    Oliver, Paul, Flake and Till are prison inmates that are beaten by guards Richard and Schneider who are dressed in police and military uniforms from different historical periods.

    Germania walks towards the camera in a leather jacket, gold jewellery and a string of bullets across her chest, resembling the chariot drawn by four horses (the ‘Quadriga’) that is on top of the Brandenburg Gate in Berlin.

    In the prison, hundreds of banknotes fall from above, suggesting the devastating hyperinflation Germany suffered
    in the 1920s.

    The most obviously shocking scene references the Holocaust and the Nazi period. Flake, Till, Paul and Oliver are wearing the striped uniforms of camp inmates, waiting at the gallows, about to be hanged.
    They wear the cloth emblems used to identify their ‘crimes’:
    a pink triangle for homosexual prisoners, a yellow star for Jewish prisoners, a red and yellow star for Jewish political prisoners.

    Other scenes include the band walking away from a flaming airship, referring to the 1937 Hindenburg Disaster, in which 36 people died.

    The band members’ heads are shown as white marble busts, taking us to the 19th century Walhalla memorial in Bavaria, built as German Hall of Fame, its sculpted heads of German worthies on display to this day.

    Nazis burn books, intercut with religious fanatics burning witches.

    We recognise members of the Red Army Faction (also known as the Baader-Meinhof group), a militant organisation active in the 1970s in West Germany.
    The Red Army Faction (R.A.F.) kidnap Germania and Till Lindemann is dressed as a woman - look at the nail polish on his fingers that has the 3 colors of the German flag - with reference to Ulrike Meinhof, a West German far-left militant.
    She co-founded the Red Army Faction.

    And in a blink-or-you-miss-it exchange, we are reminded of the much-criticised relationship between the churches and the state during the Third Reich.
    (And did you see the Star Wars Sith Lords holding their lightsabers?)

    - The finale:
    Each scene captures in a moment the icons of an era, and the video cuts between them more and more frenetically as it goes on.
    Events bleed into each other, linked by the presence of the band members and the red laser beam that appears throughout the video, a ‘roter Faden’ (red thread or central theme), connecting each event.

    Germany engages with its history in a very particular way. Try to imagine the video about Britain, with Britannia is played by Ruby Commey. What would the equivalent events be? Quite a few of the tableaux might be similar – Romans, Crusaders, monks, 18th-century soldiers, collarless shirts and bareknuckle boxing – but would it have the same impact?

    There’s no affection, and perhaps not much hope: its pessimistic tone seems to be quite an off-brand message for post-1989 Germany, which wants to acknowledge its past critically, while also looking to its future as a state at the heart of Europe.
    And actually, while we get a lot of medieval and twentieth-century history, the video’s tour through the past seems to stop in the late 1980s, before the fall of the Berlin Wall and Reunification of East and West Germany.

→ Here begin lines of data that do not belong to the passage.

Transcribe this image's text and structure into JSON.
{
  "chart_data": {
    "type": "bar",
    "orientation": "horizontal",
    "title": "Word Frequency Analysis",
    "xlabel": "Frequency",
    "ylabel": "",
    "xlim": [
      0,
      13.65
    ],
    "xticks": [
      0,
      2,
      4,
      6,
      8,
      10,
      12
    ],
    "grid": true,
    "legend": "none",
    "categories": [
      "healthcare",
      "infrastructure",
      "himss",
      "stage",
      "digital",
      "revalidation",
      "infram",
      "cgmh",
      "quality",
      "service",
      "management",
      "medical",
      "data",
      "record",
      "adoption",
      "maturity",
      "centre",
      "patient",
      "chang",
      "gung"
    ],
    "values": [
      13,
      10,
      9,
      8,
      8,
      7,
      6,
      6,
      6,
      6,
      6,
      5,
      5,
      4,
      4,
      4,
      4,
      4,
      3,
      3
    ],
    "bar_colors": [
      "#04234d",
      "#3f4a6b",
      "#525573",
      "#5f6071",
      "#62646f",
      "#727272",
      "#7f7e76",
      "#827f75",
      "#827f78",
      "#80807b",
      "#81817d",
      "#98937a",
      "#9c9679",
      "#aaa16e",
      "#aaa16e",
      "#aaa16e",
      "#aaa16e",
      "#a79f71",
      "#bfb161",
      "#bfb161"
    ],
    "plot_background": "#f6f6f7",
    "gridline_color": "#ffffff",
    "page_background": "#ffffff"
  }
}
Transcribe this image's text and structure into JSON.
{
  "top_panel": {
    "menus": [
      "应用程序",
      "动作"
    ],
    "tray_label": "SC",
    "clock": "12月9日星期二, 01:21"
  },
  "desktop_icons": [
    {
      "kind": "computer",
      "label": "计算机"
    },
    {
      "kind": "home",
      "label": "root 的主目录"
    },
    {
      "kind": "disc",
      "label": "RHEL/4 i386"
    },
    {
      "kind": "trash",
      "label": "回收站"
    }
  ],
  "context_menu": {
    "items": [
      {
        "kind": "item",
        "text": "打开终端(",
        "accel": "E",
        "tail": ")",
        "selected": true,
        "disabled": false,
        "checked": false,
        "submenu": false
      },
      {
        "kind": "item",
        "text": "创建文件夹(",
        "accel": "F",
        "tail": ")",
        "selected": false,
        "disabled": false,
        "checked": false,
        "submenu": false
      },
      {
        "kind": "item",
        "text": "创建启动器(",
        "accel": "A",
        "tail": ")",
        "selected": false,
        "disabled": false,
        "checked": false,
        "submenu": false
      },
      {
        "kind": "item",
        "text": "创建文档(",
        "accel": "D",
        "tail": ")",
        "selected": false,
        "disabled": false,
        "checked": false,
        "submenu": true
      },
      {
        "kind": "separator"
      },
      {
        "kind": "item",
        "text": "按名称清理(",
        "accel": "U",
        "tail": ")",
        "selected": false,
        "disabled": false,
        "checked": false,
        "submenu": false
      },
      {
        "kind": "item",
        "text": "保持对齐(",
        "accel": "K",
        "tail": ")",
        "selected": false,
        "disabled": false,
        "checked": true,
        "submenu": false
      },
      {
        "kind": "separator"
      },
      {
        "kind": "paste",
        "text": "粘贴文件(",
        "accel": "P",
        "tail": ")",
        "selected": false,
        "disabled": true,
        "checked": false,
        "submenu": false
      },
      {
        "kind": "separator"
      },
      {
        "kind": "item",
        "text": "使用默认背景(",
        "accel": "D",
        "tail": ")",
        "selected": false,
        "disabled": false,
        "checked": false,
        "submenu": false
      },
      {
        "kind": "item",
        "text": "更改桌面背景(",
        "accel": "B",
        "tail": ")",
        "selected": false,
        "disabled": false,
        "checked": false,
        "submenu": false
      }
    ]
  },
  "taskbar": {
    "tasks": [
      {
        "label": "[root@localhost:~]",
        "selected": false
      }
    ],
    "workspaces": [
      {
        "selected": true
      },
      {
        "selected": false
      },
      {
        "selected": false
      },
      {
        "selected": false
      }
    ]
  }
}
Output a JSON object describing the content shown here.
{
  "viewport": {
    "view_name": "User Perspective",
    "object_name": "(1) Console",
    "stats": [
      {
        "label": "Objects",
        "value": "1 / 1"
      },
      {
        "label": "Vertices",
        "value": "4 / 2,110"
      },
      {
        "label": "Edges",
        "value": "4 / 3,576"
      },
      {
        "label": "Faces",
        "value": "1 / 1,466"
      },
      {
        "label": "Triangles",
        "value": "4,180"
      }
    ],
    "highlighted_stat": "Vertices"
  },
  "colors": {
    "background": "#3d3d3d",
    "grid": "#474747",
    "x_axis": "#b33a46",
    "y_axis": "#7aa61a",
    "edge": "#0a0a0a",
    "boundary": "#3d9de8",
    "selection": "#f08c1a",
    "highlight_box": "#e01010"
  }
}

    Instead, we jump into the future, where the space-suited band take Germania into the unknown, travelling in that coffin-shaped glass box.

    There’s an echo of the video for Sonne, where Snow White is trapped in a glass coffin. In fact, a piano version of Sonne plays over the end credits of Deutschland. This is a useful link for understanding something of what Rammstein is doing here.

    In Sonne, where the band’s characters free themselves of Snow White (naturally, they’ve been her sex-slaves), only to realise that they have made a mistake and long for her return, the overwhelming feeling of Deutschland seems to be that when it comes to Germania (or Germany): you can’t love her, and you can’t live without her.

    Meanwhile the video has reached over 104 million views after it's been released.

    Another interesting video about Deutschland is "In Depth History Review & Explanation Of The Video" explained by VlogDave ►

    Text source ►…/we-got-an-oxford-university-p…
    Dort wo der Horizont
    Sich mit dem Meer verbindet
    Dort wollt' ich auf dich warten
    Auf das du mich dort findest